Items from an interface collection
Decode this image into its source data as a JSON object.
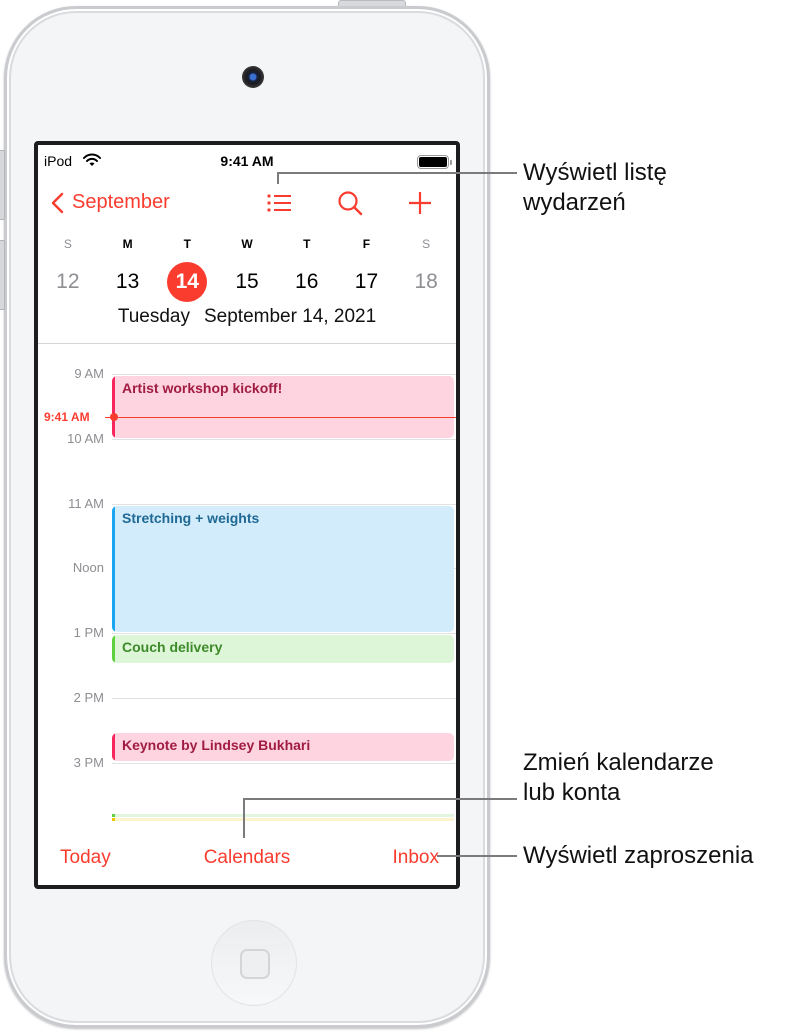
{
  "status_bar": {
    "carrier": "iPod",
    "time": "9:41 AM",
    "wifi_icon": "wifi-icon",
    "battery_icon": "battery-full-icon"
  },
  "nav": {
    "back_label": "September",
    "back_icon": "chevron-left-icon",
    "list_icon": "list-view-icon",
    "search_icon": "search-icon",
    "add_icon": "plus-icon"
  },
  "week": {
    "weekdays": [
      "S",
      "M",
      "T",
      "W",
      "T",
      "F",
      "S"
    ],
    "dates": [
      "12",
      "13",
      "14",
      "15",
      "16",
      "17",
      "18"
    ],
    "selected_index": 2
  },
  "selected_date": {
    "weekday": "Tuesday",
    "date": "September 14, 2021"
  },
  "timeline": {
    "hours": [
      "9 AM",
      "10 AM",
      "11 AM",
      "Noon",
      "1 PM",
      "2 PM",
      "3 PM"
    ],
    "now_label": "9:41 AM",
    "events": [
      {
        "title": "Artist workshop kickoff!",
        "color": "pink"
      },
      {
        "title": "Stretching + weights",
        "color": "blue"
      },
      {
        "title": "Couch delivery",
        "color": "green"
      },
      {
        "title": "Keynote by Lindsey Bukhari",
        "color": "pink"
      }
    ]
  },
  "tabbar": {
    "today": "Today",
    "calendars": "Calendars",
    "inbox": "Inbox"
  },
  "callouts": {
    "list_view": [
      "Wyświetl listę",
      "wydarzeń"
    ],
    "calendars": [
      "Zmień kalendarze",
      "lub konta"
    ],
    "inbox": [
      "Wyświetl zaproszenia"
    ]
  },
  "colors": {
    "accent": "#fa3c2f",
    "event_pink": "#fdd4df",
    "event_blue": "#d2ecfb",
    "event_green": "#def6d8"
  }
}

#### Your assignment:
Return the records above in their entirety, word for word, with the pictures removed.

#### Answer area:
Decode this image into its source data as a JSON object.
{
  "status_bar": {
    "carrier": "iPod",
    "time": "9:41 AM",
    "wifi_icon": "wifi-icon",
    "battery_icon": "battery-full-icon"
  },
  "nav": {
    "back_label": "September",
    "back_icon": "chevron-left-icon",
    "list_icon": "list-view-icon",
    "search_icon": "search-icon",
    "add_icon": "plus-icon"
  },
  "week": {
    "weekdays": [
      "S",
      "M",
      "T",
      "W",
      "T",
      "F",
      "S"
    ],
    "dates": [
      "12",
      "13",
      "14",
      "15",
      "16",
      "17",
      "18"
    ],
    "selected_index": 2
  },
  "selected_date": {
    "weekday": "Tuesday",
    "date": "September 14, 2021"
  },
  "timeline": {
    "hours": [
      "9 AM",
      "10 AM",
      "11 AM",
      "Noon",
      "1 PM",
      "2 PM",
      "3 PM"
    ],
    "now_label": "9:41 AM",
    "events": [
      {
        "title": "Artist workshop kickoff!",
        "color": "pink"
      },
      {
        "title": "Stretching + weights",
        "color": "blue"
      },
      {
        "title": "Couch delivery",
        "color": "green"
      },
      {
        "title": "Keynote by Lindsey Bukhari",
        "color": "pink"
      }
    ]
  },
  "tabbar": {
    "today": "Today",
    "calendars": "Calendars",
    "inbox": "Inbox"
  },
  "callouts": {
    "list_view": [
      "Wyświetl listę",
      "wydarzeń"
    ],
    "calendars": [
      "Zmień kalendarze",
      "lub konta"
    ],
    "inbox": [
      "Wyświetl zaproszenia"
    ]
  },
  "colors": {
    "accent": "#fa3c2f",
    "event_pink": "#fdd4df",
    "event_blue": "#d2ecfb",
    "event_green": "#def6d8"
  }
}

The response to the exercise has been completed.